“No one has ever seen God,” writes the author of the Gospel of John. “It is God the only Son, who is close to the Father’s heart, who has made him known” (John 1:18).
“There is one body and one Spirit, just as you were called to the one hope of your calling, one Lord, one faith, one baptism, one God and Father of all, who is above all and through all and in all” (Ephesians 4:4-6).
“Jesus is Lord” rings the cry of faith; “We are one in the Spirit” say the apostles to Jew and Greek, slave and free, male and female; “How good it is to sing praises to our God” we pray every morning and every evening, joining our voices to the Psalmist’s (Ps. 147:1).
The doctrine of the Trinity is the attempt, however mathematical and philosophical it may be, to account for the lived experience of the Church, following the Lord Jesus in the power of God’s Spirit and in praise to the eternal Father — acknowledging the Trinity and worshiping the Unity.
Throughout the world the holy Church acclaims you:
Father, of majesty unbounded,
your true and only Son, worthy of all worship,

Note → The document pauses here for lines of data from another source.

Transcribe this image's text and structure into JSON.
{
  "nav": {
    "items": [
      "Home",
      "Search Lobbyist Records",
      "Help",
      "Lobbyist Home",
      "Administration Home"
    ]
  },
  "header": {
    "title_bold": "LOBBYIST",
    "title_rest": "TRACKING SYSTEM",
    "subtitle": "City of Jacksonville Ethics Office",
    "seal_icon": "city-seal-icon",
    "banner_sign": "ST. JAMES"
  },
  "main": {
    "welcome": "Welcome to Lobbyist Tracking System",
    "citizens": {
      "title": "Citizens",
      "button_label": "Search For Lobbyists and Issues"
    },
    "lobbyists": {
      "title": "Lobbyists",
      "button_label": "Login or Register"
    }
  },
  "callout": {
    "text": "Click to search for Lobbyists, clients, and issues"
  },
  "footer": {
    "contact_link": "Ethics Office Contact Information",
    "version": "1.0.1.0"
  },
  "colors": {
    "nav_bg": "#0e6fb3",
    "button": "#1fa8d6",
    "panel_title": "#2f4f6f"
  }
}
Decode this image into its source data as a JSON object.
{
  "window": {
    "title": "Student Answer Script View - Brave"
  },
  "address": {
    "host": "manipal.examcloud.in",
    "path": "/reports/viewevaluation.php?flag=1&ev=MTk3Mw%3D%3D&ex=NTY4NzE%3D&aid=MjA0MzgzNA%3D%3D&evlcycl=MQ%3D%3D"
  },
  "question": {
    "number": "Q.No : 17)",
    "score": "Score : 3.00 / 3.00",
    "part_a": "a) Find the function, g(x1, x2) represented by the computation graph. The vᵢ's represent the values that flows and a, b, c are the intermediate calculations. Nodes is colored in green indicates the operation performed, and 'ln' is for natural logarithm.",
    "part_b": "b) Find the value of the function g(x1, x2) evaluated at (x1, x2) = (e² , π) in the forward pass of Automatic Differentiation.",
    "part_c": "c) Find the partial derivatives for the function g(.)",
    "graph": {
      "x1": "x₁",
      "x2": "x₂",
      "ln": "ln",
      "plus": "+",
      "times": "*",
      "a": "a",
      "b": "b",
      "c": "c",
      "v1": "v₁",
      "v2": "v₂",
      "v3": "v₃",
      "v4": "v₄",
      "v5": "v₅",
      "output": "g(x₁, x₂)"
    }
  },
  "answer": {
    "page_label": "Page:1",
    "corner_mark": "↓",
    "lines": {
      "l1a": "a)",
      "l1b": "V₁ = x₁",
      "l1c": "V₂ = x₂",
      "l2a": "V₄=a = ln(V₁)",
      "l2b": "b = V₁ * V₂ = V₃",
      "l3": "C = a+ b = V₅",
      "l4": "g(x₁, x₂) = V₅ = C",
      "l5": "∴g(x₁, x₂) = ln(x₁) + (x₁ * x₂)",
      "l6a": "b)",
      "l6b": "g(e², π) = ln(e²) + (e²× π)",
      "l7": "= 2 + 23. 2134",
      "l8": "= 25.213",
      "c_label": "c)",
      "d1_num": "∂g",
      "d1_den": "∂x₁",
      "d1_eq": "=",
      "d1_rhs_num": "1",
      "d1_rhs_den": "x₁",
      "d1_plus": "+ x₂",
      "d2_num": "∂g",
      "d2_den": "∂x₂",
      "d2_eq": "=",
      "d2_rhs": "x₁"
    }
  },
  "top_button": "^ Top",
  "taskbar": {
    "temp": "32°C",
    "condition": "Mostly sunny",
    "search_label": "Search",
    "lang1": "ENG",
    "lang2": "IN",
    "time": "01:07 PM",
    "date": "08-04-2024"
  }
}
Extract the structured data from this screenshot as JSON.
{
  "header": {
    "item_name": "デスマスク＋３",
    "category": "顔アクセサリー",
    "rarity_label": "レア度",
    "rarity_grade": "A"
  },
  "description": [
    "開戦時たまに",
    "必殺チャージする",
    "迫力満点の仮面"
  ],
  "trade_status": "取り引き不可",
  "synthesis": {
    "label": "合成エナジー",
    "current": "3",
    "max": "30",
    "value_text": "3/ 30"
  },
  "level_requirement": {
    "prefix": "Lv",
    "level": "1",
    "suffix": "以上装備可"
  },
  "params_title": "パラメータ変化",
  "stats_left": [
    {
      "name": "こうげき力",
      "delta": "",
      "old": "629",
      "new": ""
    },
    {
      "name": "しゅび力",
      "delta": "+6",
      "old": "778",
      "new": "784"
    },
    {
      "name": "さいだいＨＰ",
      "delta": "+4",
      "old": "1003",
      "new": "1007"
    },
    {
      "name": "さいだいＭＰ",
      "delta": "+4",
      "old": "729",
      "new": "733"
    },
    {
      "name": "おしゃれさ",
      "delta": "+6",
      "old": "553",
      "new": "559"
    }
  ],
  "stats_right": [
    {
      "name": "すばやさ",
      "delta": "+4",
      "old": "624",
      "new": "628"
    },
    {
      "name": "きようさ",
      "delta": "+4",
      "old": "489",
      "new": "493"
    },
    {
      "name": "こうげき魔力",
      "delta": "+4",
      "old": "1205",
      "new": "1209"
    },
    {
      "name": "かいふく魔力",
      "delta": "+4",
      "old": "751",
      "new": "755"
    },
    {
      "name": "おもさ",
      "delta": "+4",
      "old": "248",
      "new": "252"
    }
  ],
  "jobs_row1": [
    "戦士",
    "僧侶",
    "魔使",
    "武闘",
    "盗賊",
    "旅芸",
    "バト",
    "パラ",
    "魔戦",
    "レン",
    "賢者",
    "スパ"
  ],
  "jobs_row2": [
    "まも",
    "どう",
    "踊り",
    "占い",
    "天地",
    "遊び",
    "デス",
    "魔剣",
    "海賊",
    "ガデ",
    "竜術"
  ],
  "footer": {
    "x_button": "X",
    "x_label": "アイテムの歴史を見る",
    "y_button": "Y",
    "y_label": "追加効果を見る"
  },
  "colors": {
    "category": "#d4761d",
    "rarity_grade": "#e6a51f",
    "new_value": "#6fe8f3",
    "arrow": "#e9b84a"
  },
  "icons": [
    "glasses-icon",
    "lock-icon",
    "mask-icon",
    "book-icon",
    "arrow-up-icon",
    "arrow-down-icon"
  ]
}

and the Holy Spirit, advocate and guide.
(Te Deum laudamus, BCP 95)